:: TASK REQUIREMENTS ::
Please repeat each entry. Match every word exactly.

[Page and application data records]
──────────────────────────────

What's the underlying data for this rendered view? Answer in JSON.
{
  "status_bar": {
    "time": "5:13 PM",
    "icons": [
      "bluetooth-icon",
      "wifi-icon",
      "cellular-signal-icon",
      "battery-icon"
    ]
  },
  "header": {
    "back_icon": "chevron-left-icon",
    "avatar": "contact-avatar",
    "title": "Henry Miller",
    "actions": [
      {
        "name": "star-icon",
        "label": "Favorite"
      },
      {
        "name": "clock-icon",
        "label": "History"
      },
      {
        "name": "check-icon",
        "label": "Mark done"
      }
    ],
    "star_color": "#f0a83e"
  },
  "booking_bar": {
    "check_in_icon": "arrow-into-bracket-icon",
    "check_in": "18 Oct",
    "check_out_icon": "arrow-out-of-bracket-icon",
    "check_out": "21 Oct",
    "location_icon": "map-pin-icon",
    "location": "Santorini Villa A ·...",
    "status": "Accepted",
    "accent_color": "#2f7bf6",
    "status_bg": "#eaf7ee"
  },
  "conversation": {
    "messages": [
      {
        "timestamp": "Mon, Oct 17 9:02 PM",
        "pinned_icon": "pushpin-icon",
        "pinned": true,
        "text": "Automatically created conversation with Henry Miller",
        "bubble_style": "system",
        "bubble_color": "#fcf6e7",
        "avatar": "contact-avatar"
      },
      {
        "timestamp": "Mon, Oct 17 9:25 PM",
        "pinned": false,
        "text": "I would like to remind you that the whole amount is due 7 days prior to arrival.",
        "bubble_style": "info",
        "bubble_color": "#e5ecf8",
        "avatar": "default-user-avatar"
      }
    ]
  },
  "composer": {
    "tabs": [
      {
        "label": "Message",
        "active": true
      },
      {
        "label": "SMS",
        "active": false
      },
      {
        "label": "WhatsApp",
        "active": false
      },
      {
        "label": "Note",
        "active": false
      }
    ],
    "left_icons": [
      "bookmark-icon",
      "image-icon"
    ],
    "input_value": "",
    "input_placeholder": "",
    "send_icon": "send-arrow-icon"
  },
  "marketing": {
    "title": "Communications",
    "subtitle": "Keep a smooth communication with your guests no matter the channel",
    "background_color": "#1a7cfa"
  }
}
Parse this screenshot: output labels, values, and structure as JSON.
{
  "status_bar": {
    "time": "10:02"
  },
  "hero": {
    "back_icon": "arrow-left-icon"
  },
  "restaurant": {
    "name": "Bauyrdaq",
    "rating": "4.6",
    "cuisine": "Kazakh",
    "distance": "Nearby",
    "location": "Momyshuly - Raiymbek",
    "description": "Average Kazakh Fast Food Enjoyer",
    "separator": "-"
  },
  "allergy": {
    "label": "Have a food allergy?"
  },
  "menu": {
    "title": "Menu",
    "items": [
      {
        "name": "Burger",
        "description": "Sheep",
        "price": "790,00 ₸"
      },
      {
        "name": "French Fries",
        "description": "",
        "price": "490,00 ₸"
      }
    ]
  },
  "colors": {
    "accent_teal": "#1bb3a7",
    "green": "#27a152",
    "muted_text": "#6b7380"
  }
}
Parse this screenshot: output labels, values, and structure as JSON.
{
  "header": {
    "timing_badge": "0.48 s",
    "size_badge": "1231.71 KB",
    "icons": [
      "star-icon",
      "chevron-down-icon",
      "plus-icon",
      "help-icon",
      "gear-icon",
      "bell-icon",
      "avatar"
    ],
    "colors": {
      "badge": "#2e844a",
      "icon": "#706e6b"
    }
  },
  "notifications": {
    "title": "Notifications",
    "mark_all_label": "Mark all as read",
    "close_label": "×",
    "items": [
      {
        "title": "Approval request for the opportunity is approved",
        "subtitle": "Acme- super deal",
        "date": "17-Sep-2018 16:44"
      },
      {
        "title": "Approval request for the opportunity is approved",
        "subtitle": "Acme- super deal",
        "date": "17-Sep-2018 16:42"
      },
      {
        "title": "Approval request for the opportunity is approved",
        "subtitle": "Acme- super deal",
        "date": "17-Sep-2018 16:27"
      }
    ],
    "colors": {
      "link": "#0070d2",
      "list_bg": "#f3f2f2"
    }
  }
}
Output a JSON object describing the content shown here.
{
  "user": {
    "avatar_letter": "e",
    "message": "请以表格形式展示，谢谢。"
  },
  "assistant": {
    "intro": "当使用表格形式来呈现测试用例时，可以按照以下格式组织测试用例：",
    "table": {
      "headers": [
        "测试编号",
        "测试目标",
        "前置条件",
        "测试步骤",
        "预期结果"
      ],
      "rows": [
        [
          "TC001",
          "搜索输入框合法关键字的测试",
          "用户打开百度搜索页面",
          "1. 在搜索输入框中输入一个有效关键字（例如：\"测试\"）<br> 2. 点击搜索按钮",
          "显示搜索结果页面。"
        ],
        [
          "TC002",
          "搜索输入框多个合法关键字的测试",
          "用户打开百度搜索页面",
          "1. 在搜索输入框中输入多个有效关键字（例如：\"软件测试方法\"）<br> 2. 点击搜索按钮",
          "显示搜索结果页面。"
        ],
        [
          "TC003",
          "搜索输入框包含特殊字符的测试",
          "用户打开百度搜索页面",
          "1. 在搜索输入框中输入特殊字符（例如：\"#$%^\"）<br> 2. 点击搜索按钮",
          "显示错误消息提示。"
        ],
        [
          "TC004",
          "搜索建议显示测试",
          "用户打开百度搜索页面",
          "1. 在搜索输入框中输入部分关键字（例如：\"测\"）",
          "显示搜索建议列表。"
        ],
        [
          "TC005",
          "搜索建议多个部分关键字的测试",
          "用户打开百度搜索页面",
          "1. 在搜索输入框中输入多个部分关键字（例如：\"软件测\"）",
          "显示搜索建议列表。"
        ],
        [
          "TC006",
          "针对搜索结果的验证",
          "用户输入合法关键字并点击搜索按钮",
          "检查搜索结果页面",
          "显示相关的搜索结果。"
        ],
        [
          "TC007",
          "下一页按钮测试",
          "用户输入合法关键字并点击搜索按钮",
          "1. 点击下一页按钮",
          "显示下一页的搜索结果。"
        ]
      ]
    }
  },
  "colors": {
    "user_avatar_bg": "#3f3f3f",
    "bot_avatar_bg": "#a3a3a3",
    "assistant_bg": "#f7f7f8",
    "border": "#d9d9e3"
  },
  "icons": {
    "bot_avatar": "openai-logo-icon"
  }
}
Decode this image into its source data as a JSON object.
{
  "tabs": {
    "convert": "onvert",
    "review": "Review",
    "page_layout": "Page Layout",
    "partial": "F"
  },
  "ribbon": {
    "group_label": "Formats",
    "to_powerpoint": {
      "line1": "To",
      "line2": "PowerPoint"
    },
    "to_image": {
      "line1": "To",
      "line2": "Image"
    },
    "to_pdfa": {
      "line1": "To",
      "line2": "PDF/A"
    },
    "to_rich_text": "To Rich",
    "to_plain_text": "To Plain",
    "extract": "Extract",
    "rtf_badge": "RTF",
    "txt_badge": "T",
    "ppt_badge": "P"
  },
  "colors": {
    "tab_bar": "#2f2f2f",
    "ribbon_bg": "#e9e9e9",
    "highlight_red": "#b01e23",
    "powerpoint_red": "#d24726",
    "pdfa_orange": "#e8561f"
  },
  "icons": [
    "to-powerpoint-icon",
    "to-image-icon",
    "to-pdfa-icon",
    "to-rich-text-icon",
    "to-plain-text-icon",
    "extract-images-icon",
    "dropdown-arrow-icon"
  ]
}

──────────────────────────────

:: RESPONSE TO THIS TASK ::
What's the underlying data for this rendered view? Answer in JSON.
{
  "status_bar": {
    "time": "5:13 PM",
    "icons": [
      "bluetooth-icon",
      "wifi-icon",
      "cellular-signal-icon",
      "battery-icon"
    ]
  },
  "header": {
    "back_icon": "chevron-left-icon",
    "avatar": "contact-avatar",
    "title": "Henry Miller",
    "actions": [
      {
        "name": "star-icon",
        "label": "Favorite"
      },
      {
        "name": "clock-icon",
        "label": "History"
      },
      {
        "name": "check-icon",
        "label": "Mark done"
      }
    ],
    "star_color": "#f0a83e"
  },
  "booking_bar": {
    "check_in_icon": "arrow-into-bracket-icon",
    "check_in": "18 Oct",
    "check_out_icon": "arrow-out-of-bracket-icon",
    "check_out": "21 Oct",
    "location_icon": "map-pin-icon",
    "location": "Santorini Villa A ·...",
    "status": "Accepted",
    "accent_color": "#2f7bf6",
    "status_bg": "#eaf7ee"
  },
  "conversation": {
    "messages": [
      {
        "timestamp": "Mon, Oct 17 9:02 PM",
        "pinned_icon": "pushpin-icon",
        "pinned": true,
        "text": "Automatically created conversation with Henry Miller",
        "bubble_style": "system",
        "bubble_color": "#fcf6e7",
        "avatar": "contact-avatar"
      },
      {
        "timestamp": "Mon, Oct 17 9:25 PM",
        "pinned": false,
        "text": "I would like to remind you that the whole amount is due 7 days prior to arrival.",
        "bubble_style": "info",
        "bubble_color": "#e5ecf8",
        "avatar": "default-user-avatar"
      }
    ]
  },
  "composer": {
    "tabs": [
      {
        "label": "Message",
        "active": true
      },
      {
        "label": "SMS",
        "active": false
      },
      {
        "label": "WhatsApp",
        "active": false
      },
      {
        "label": "Note",
        "active": false
      }
    ],
    "left_icons": [
      "bookmark-icon",
      "image-icon"
    ],
    "input_value": "",
    "input_placeholder": "",
    "send_icon": "send-arrow-icon"
  },
  "marketing": {
    "title": "Communications",
    "subtitle": "Keep a smooth communication with your guests no matter the channel",
    "background_color": "#1a7cfa"
  }
}
Parse this screenshot: output labels, values, and structure as JSON.
{
  "status_bar": {
    "time": "10:02"
  },
  "hero": {
    "back_icon": "arrow-left-icon"
  },
  "restaurant": {
    "name": "Bauyrdaq",
    "rating": "4.6",
    "cuisine": "Kazakh",
    "distance": "Nearby",
    "location": "Momyshuly - Raiymbek",
    "description": "Average Kazakh Fast Food Enjoyer",
    "separator": "-"
  },
  "allergy": {
    "label": "Have a food allergy?"
  },
  "menu": {
    "title": "Menu",
    "items": [
      {
        "name": "Burger",
        "description": "Sheep",
        "price": "790,00 ₸"
      },
      {
        "name": "French Fries",
        "description": "",
        "price": "490,00 ₸"
      }
    ]
  },
  "colors": {
    "accent_teal": "#1bb3a7",
    "green": "#27a152",
    "muted_text": "#6b7380"
  }
}
Parse this screenshot: output labels, values, and structure as JSON.
{
  "header": {
    "timing_badge": "0.48 s",
    "size_badge": "1231.71 KB",
    "icons": [
      "star-icon",
      "chevron-down-icon",
      "plus-icon",
      "help-icon",
      "gear-icon",
      "bell-icon",
      "avatar"
    ],
    "colors": {
      "badge": "#2e844a",
      "icon": "#706e6b"
    }
  },
  "notifications": {
    "title": "Notifications",
    "mark_all_label": "Mark all as read",
    "close_label": "×",
    "items": [
      {
        "title": "Approval request for the opportunity is approved",
        "subtitle": "Acme- super deal",
        "date": "17-Sep-2018 16:44"
      },
      {
        "title": "Approval request for the opportunity is approved",
        "subtitle": "Acme- super deal",
        "date": "17-Sep-2018 16:42"
      },
      {
        "title": "Approval request for the opportunity is approved",
        "subtitle": "Acme- super deal",
        "date": "17-Sep-2018 16:27"
      }
    ],
    "colors": {
      "link": "#0070d2",
      "list_bg": "#f3f2f2"
    }
  }
}
Output a JSON object describing the content shown here.
{
  "user": {
    "avatar_letter": "e",
    "message": "请以表格形式展示，谢谢。"
  },
  "assistant": {
    "intro": "当使用表格形式来呈现测试用例时，可以按照以下格式组织测试用例：",
    "table": {
      "headers": [
        "测试编号",
        "测试目标",
        "前置条件",
        "测试步骤",
        "预期结果"
      ],
      "rows": [
        [
          "TC001",
          "搜索输入框合法关键字的测试",
          "用户打开百度搜索页面",
          "1. 在搜索输入框中输入一个有效关键字（例如：\"测试\"）<br> 2. 点击搜索按钮",
          "显示搜索结果页面。"
        ],
        [
          "TC002",
          "搜索输入框多个合法关键字的测试",
          "用户打开百度搜索页面",
          "1. 在搜索输入框中输入多个有效关键字（例如：\"软件测试方法\"）<br> 2. 点击搜索按钮",
          "显示搜索结果页面。"
        ],
        [
          "TC003",
          "搜索输入框包含特殊字符的测试",
          "用户打开百度搜索页面",
          "1. 在搜索输入框中输入特殊字符（例如：\"#$%^\"）<br> 2. 点击搜索按钮",
          "显示错误消息提示。"
        ],
        [
          "TC004",
          "搜索建议显示测试",
          "用户打开百度搜索页面",
          "1. 在搜索输入框中输入部分关键字（例如：\"测\"）",
          "显示搜索建议列表。"
        ],
        [
          "TC005",
          "搜索建议多个部分关键字的测试",
          "用户打开百度搜索页面",
          "1. 在搜索输入框中输入多个部分关键字（例如：\"软件测\"）",
          "显示搜索建议列表。"
        ],
        [
          "TC006",
          "针对搜索结果的验证",
          "用户输入合法关键字并点击搜索按钮",
          "检查搜索结果页面",
          "显示相关的搜索结果。"
        ],
        [
          "TC007",
          "下一页按钮测试",
          "用户输入合法关键字并点击搜索按钮",
          "1. 点击下一页按钮",
          "显示下一页的搜索结果。"
        ]
      ]
    }
  },
  "colors": {
    "user_avatar_bg": "#3f3f3f",
    "bot_avatar_bg": "#a3a3a3",
    "assistant_bg": "#f7f7f8",
    "border": "#d9d9e3"
  },
  "icons": {
    "bot_avatar": "openai-logo-icon"
  }
}
Decode this image into its source data as a JSON object.
{
  "tabs": {
    "convert": "onvert",
    "review": "Review",
    "page_layout": "Page Layout",
    "partial": "F"
  },
  "ribbon": {
    "group_label": "Formats",
    "to_powerpoint": {
      "line1": "To",
      "line2": "PowerPoint"
    },
    "to_image": {
      "line1": "To",
      "line2": "Image"
    },
    "to_pdfa": {
      "line1": "To",
      "line2": "PDF/A"
    },
    "to_rich_text": "To Rich",
    "to_plain_text": "To Plain",
    "extract": "Extract",
    "rtf_badge": "RTF",
    "txt_badge": "T",
    "ppt_badge": "P"
  },
  "colors": {
    "tab_bar": "#2f2f2f",
    "ribbon_bg": "#e9e9e9",
    "highlight_red": "#b01e23",
    "powerpoint_red": "#d24726",
    "pdfa_orange": "#e8561f"
  },
  "icons": [
    "to-powerpoint-icon",
    "to-image-icon",
    "to-pdfa-icon",
    "to-rich-text-icon",
    "to-plain-text-icon",
    "extract-images-icon",
    "dropdown-arrow-icon"
  ]
}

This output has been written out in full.